+++ The data +++

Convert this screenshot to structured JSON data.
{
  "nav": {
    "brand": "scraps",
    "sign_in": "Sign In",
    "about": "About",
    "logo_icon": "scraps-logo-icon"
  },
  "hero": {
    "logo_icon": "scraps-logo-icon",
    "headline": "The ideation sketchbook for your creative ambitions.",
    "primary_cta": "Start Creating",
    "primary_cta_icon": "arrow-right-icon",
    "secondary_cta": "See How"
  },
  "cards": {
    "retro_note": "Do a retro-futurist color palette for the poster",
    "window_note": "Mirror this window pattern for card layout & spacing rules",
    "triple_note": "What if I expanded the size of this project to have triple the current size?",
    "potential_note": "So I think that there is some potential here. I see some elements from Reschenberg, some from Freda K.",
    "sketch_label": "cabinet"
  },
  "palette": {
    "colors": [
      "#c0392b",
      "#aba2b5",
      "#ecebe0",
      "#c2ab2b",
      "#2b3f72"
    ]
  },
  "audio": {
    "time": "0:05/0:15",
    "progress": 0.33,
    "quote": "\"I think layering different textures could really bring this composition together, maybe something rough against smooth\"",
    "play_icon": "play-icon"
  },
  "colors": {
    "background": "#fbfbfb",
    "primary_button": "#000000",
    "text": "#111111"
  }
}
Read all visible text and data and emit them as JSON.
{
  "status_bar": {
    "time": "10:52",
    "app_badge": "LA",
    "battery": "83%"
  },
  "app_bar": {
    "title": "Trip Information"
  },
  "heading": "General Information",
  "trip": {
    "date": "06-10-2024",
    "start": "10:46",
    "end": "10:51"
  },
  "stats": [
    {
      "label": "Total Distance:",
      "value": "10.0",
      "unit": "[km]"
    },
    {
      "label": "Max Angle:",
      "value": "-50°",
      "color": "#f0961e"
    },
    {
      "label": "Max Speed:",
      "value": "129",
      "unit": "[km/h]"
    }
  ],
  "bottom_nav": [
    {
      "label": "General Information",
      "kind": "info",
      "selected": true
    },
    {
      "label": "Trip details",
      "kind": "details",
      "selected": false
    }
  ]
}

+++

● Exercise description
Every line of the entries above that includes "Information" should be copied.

● Completed task
    "title": "Trip Information"
  "heading": "General Information",
      "label": "General Information",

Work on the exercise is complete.